Scan the listing for the word "title", and copy out each line where it is found.

§ DATA TO PROCESS
◇ ◇ ◇ ◇ ◇

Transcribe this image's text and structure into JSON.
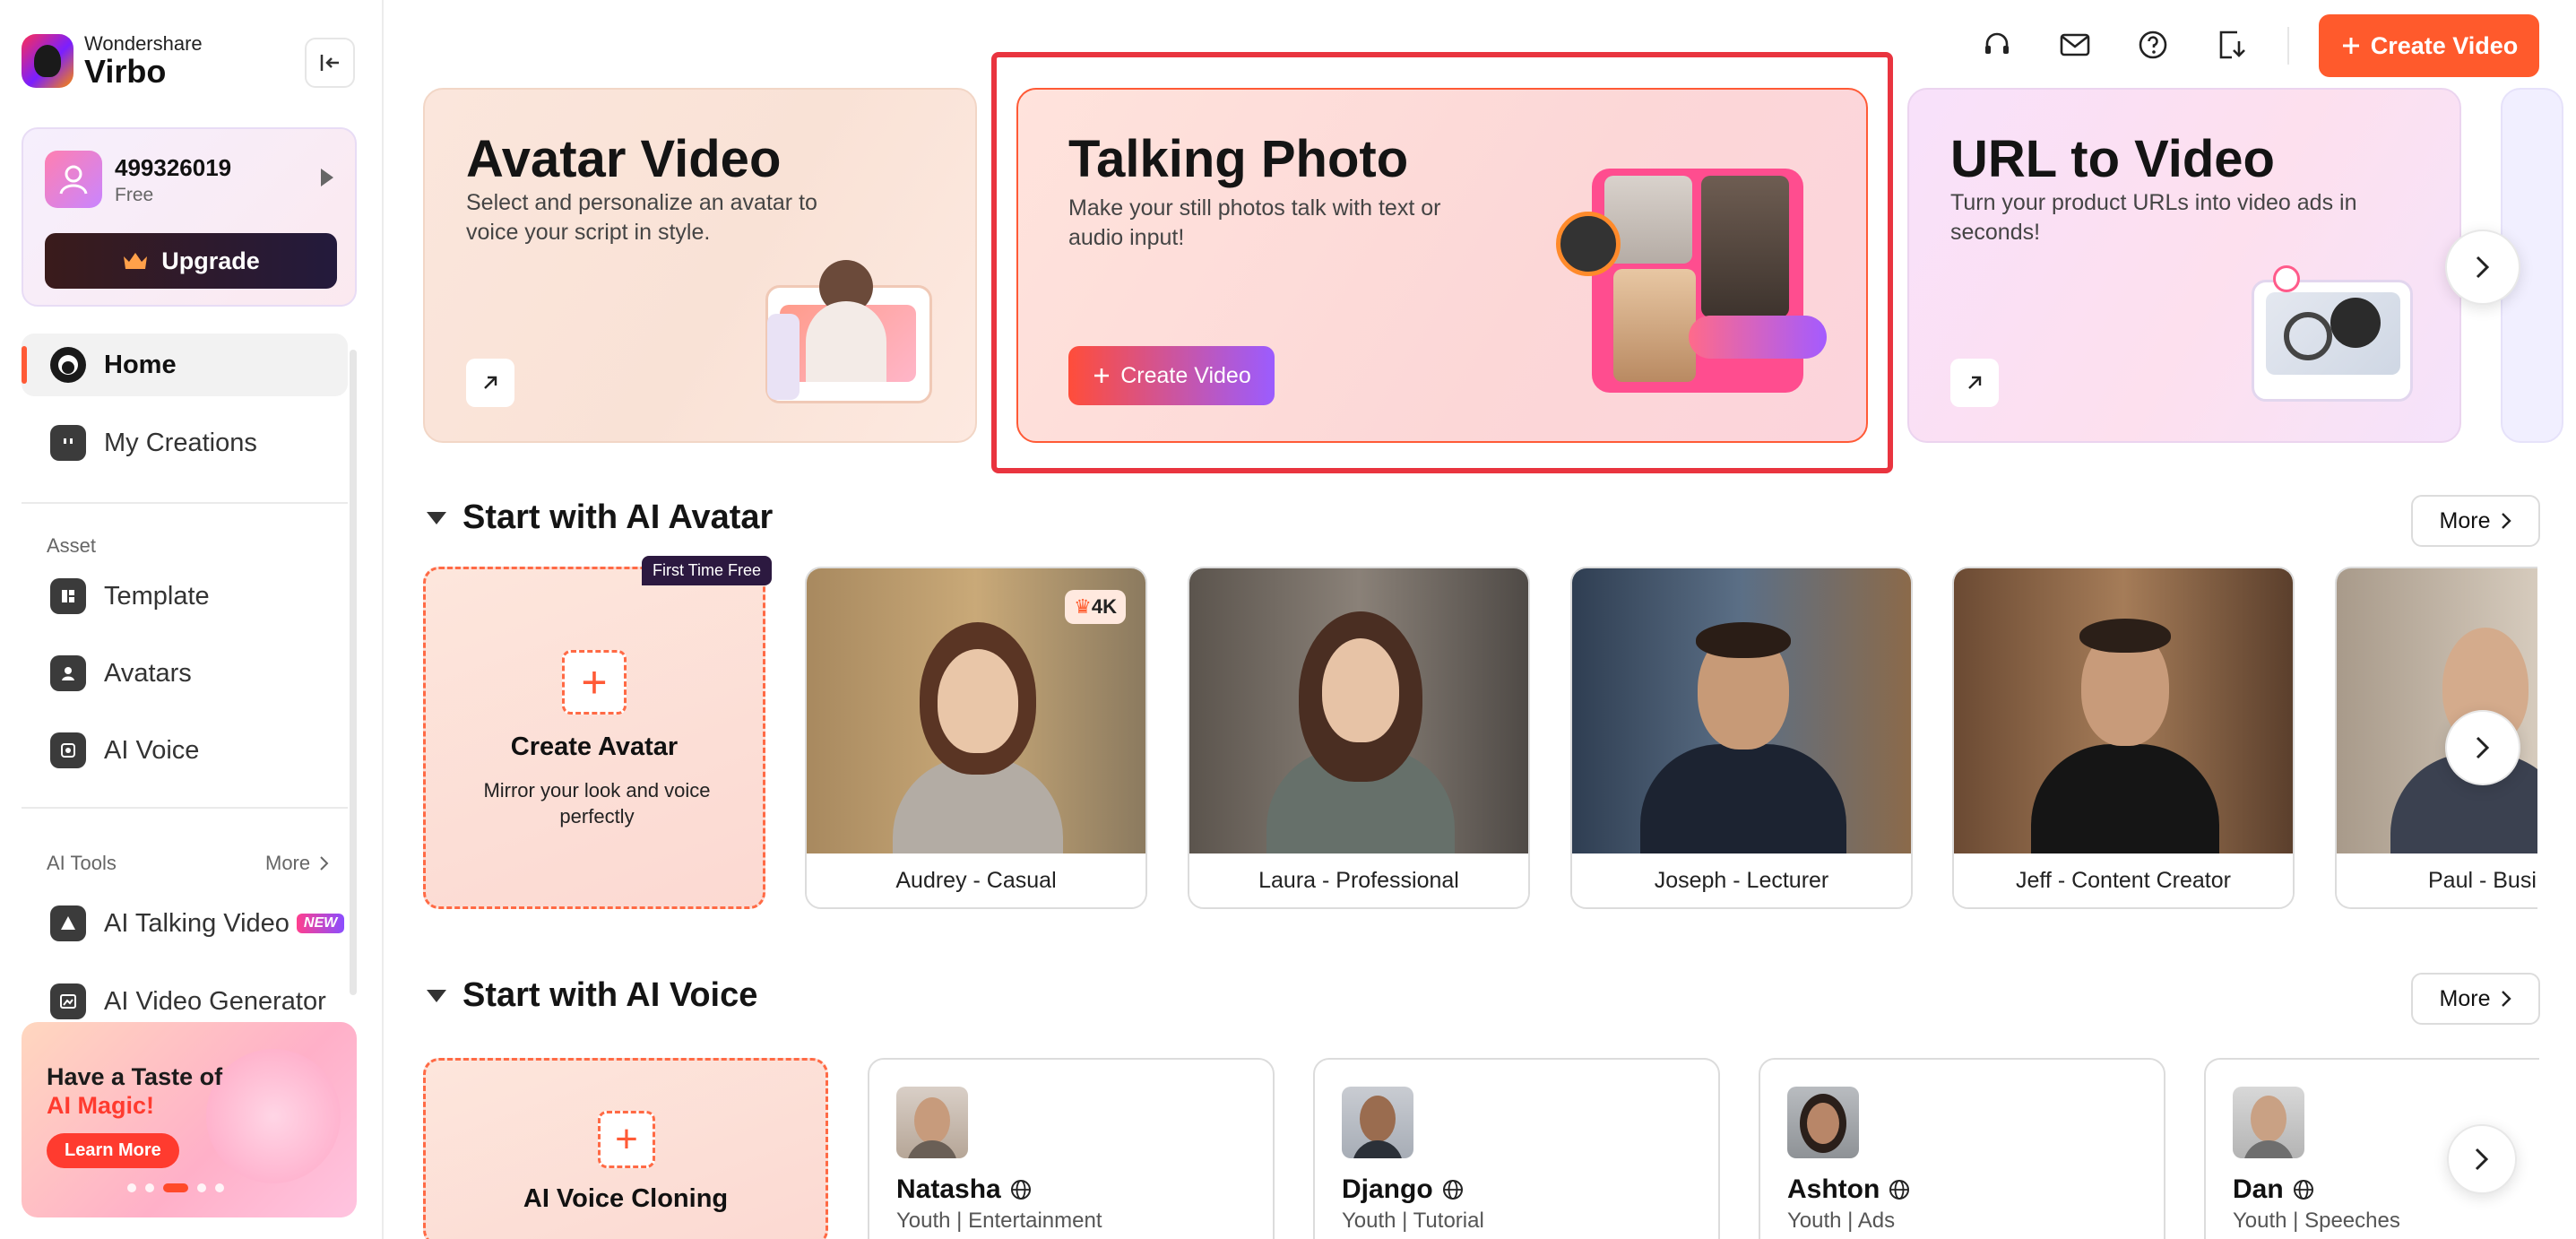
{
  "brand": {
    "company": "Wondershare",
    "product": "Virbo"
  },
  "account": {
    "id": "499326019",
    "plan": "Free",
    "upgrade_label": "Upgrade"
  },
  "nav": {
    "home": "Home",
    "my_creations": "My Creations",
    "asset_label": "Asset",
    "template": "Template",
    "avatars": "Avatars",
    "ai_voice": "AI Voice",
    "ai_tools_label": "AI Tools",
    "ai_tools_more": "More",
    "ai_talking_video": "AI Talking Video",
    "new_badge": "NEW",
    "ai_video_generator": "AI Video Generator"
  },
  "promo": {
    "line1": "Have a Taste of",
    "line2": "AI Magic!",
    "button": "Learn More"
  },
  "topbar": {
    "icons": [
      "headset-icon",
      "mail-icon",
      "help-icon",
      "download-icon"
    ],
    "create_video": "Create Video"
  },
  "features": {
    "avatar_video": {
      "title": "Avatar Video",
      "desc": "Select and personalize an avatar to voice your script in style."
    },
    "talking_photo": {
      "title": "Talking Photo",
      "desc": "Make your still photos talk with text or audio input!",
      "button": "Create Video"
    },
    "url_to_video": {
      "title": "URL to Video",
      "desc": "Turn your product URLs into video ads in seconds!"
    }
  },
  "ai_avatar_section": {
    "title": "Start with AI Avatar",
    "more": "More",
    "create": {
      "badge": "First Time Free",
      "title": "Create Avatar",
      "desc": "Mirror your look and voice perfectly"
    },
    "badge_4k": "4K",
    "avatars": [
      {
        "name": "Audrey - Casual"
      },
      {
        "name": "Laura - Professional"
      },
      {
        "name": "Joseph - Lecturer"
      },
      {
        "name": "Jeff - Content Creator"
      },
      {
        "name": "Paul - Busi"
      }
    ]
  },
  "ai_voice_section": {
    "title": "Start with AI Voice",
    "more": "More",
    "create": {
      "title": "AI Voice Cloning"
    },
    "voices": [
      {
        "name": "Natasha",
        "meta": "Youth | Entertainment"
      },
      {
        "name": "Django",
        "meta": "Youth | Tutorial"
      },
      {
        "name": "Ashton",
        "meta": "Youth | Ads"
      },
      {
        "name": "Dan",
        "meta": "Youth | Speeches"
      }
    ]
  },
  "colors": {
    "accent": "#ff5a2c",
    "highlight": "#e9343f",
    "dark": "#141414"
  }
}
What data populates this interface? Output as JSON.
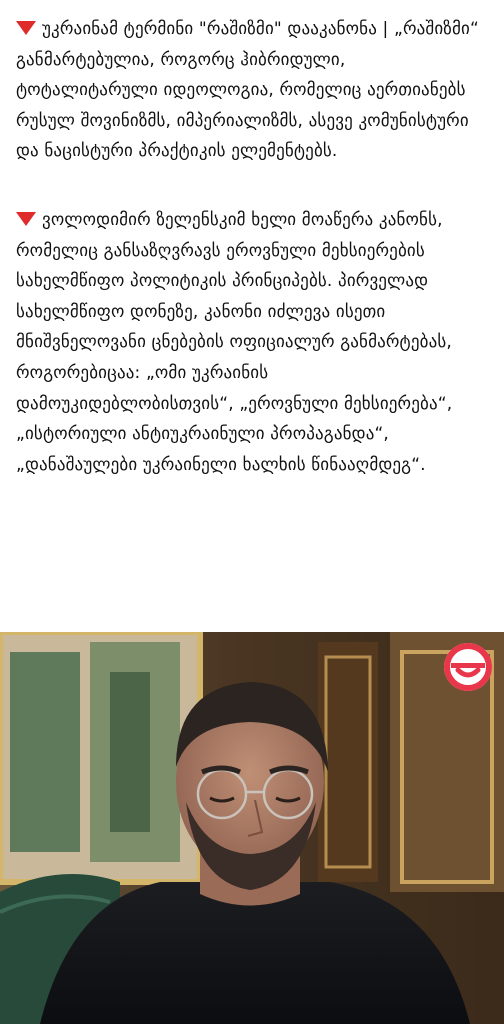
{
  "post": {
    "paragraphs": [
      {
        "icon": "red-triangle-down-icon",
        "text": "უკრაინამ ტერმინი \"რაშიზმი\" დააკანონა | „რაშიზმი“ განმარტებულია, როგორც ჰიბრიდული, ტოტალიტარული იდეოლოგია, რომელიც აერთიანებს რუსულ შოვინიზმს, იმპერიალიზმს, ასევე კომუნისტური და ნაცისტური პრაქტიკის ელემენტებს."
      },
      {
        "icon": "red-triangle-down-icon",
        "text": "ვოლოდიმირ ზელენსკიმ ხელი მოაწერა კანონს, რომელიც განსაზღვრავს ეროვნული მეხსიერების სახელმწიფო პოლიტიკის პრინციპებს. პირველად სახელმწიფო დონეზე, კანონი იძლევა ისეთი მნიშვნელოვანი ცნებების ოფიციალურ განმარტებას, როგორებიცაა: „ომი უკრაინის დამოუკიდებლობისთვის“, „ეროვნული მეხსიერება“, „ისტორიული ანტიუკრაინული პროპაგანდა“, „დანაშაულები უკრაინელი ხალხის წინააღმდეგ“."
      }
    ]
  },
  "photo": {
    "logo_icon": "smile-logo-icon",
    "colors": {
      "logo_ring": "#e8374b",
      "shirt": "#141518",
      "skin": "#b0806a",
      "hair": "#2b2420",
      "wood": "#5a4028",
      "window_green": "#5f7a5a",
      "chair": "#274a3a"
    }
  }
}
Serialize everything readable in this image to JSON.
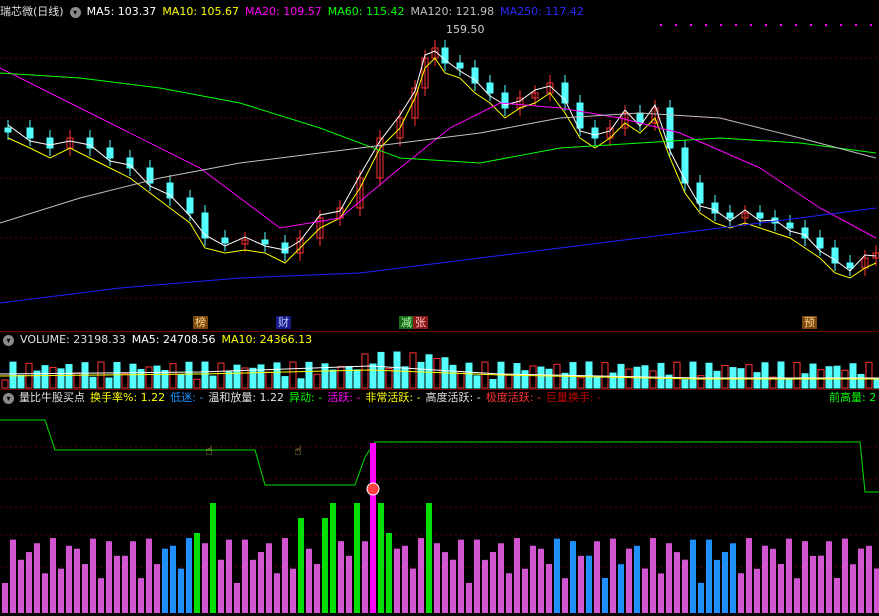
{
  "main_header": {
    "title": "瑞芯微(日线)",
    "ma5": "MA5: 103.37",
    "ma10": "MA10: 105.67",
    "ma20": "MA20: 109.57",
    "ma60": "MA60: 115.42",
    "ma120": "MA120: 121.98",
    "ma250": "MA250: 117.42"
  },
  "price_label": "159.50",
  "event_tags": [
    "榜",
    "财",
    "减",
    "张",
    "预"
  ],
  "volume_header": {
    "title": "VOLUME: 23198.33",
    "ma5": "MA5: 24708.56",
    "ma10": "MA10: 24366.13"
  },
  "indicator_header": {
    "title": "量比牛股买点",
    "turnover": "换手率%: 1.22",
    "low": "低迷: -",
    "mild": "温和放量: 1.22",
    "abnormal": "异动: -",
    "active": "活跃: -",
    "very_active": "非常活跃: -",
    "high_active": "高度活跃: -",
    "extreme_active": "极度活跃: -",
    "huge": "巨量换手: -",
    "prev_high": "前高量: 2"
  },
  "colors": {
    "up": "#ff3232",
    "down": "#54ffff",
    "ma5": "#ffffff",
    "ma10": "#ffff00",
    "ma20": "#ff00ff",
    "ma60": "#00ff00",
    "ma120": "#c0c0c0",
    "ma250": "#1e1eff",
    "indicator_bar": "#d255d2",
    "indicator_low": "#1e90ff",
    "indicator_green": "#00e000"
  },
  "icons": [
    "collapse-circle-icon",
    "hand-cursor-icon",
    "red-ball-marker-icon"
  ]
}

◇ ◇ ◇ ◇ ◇

§ WRITTEN SOLUTION
      "title": "Avatar Video",
      "title": "Talking Photo",
      "title": "URL to Video",
    "title": "Start with AI Avatar",
      "title": "Create Avatar",
    "title": "Start with AI Voice",
      "title": "AI Voice Cloning"
    "title": "瑞芯微(日线)",
    "title": "VOLUME: 23198.33",
    "title": "量比牛股买点",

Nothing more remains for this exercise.